Patient education crucial to prevention of kidney failure

Every two days, nine people lose the use of their kidneys (Kidney failure rates soar among Malays here; Feb 19).

This is certainly an alarming statistic. Given that Singapore has only one transplant patient for every hundred people on dialysis, this means most afflicted patients will be sentenced to a lifetime of dependency on a machine that substitutes the kidneys' function.

This often translates into a significant loss of productive man-hours for those in the active workforce, as patients usually need to undergo at least three haemodialysis sessions of four hours' duration weekly.

Besides the physical sufferings, the financial burden on the patients, family and healthcare sector is also considerable.

The main cause of end-stage renal disease in Singapore is uncontrolled diabetes.
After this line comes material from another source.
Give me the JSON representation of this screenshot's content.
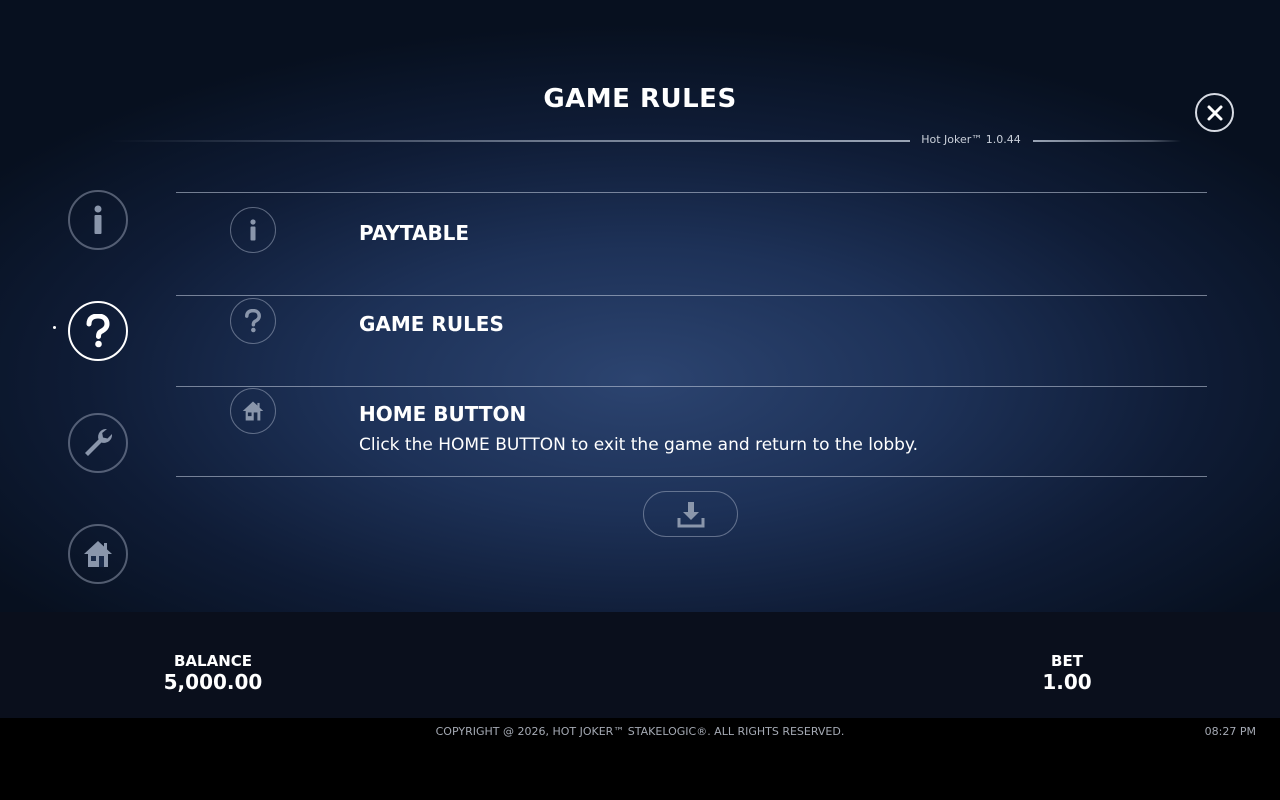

Preventive medicine plays a crucial role here and education of the diabetic population is key.

Hence, there is an urgent need for healthcare providers to amplify their efforts to educate their diabetic patients on complications that can arise from suboptimal control of their condition.

Many of them are often unaware of the effects of uncontrolled diabetes on their blood vessels and multiple body systems.

Other than kidney injury, there is also the risk of eye disease, nerve damage, heart disease and stroke.

Another predominant factor in optimal diabetic control lies in compliance with a diabetic diet.

More diabetic nurse educators can be in place at community health centres to teach the affected population appropriate and available food choices.

Often, a reduction in simple carbohydrate intake will make a vital difference to their blood sugar levels.

The self-monitoring of glucose levels should also be encouraged.

For families who may not be able to afford a glucometer, perhaps machines can be on loan from polyclinics.

There is so much more that should and can be done in this battle against kidney failure in diabetes.

Lim Peng Peng (Dr)